    For most philosophers the ego is an “inhabitant” of consciousness...Others - psychologists for the most part - claim to discover its material presence, as the center of desires and acts, in each moment of our psychic life. We should like to show here that the ego is neither formally nor materially in consciousness: it is outside, in the world. It is a being of the world, like the ego of another. (pg. 31; Sartre, 1937/1957)

    So, Sartre believed that an existential psychoanalysis was needed to go beyond the limits of Freudian psychoanalysis. It is not enough, according to Sartre, to stop at describing mere patterns of desires and tendencies (Sartre, 1943). In critiquing the psychoanalytic biography of a famous author named Flaubert, Sartre asked very meaningful questions about this individual's life: why did Flaubert become a writer instead of a painter, why did he come to feel exalted and self-important instead of gloomy, why did his writing emphasize violence, or amorous adventures, etc.? Sartre’s point is a common criticism of Freudian psychoanalytic theory. If most any result can come from an individual’s experiences, then what does psychoanalysis really tell us about anyone? Sartre proposed a deeper form of psychoanalysis:

    This comparison allows us to understand better what an existential psychoanalysis must be if it is entitled to exist. It is a method destined to bring to light, in a strictly objective form, the subjective choice by which each living person makes himself a person; that is, makes known to himself what he is. Since what the method seeks is a choice of being at the same time as a being, it must reduce particular behavior patterns to fundamental relations - not of sexuality or of the will-to-power, but of being - which are expressed in this behavior. It is then guided from the start toward a comprehension of being and must not assign itself any other goal than to discover being and the mode of being of the being confronting this being. It is forbidden to stop before attaining this goal…This psychoanalysis has not yet found its Freud. (pp. 733-734; Sartre; 1943)

    Placing Existential Psychology in Context: Height Psychology Goes Deeper Than Depth Psychology

    The two theorists highlighted in this chapter were truly extraordinary individuals. Both Viktor Frankl (who coined the term “height psychology”) and Rollo May were well immersed in existential thought and its application to psychology when they faced seemingly certain death. For Frankl, who was imprisoned in the Nazi concentration camps, death was expected. For May, who was confined to a sanitarium with tuberculosis, death was a very real possibility (and indeed many died there). But Frankl and May were intelligent, observant, and thoughtful men. They watched as many died, while some lived, and they sought answers that might explain who was destined for each group. Both men observed that for those who resigned themselves to death, death came soon.

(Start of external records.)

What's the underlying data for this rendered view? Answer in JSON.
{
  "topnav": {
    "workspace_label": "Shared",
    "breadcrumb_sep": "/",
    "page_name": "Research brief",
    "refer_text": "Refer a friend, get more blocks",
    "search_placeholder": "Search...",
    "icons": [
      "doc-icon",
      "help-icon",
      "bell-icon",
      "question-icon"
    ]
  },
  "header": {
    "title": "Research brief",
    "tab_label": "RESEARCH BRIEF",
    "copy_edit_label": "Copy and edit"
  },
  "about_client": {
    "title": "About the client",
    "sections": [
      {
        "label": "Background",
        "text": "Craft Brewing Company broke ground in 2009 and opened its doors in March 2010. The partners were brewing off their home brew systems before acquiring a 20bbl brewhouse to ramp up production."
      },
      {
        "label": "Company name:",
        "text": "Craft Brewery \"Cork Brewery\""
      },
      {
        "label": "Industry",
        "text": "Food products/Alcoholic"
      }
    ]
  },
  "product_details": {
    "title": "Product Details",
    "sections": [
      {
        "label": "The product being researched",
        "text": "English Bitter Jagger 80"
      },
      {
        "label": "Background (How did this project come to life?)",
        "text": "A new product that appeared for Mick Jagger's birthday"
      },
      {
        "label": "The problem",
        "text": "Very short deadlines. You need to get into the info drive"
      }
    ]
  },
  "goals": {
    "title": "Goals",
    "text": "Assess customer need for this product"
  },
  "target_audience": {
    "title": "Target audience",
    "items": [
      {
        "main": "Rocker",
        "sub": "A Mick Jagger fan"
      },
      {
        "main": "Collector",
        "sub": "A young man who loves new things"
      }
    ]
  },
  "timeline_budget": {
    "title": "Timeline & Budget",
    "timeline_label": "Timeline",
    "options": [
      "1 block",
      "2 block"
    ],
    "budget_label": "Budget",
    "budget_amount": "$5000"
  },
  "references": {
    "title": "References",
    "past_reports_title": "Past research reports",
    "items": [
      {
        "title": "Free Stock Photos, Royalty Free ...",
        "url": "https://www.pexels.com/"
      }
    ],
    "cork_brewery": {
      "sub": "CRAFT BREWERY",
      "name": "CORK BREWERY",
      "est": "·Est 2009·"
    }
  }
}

But for those who chose to live, they had a real chance to survive despite the terrible conditions in which they existed.

    Frankl and May also shared their training in traditional psychoanalysis, and both had studied with Alfred Adler, at least somewhat. However, they found the so-called depth psychology as lacking, since it did not address the true potential for humans to rise above their conditions. In this regard, existential psychologists have typically been viewed as belonging within the humanistic psychology camp. However, both Frankl and May considered humanistic psychology to also be lacking, in that it neglected the true potential for humans to make bad choices, and to harm both themselves and others. So for existential psychologists, the center of their focus is on the immediate existence of the individual, in the context of their relationship to others. It is this seeming paradox, and the drive to resolve it, that provides the motivation and energy for life.

    There is also a natural connection between existentialism and Eastern schools of thought, including yoga, Buddhism, and Taoism. Some of the comparisons are so striking that, shortly after discussing Taoism, May wrote “one gets the same shock of similarity in Zen Buddhism” (May, 1983). And so, this chapter should provide an interesting transition to the final section of this text, in which we will examine both Eastern and Western spiritual approaches to making positive choices in one’s life.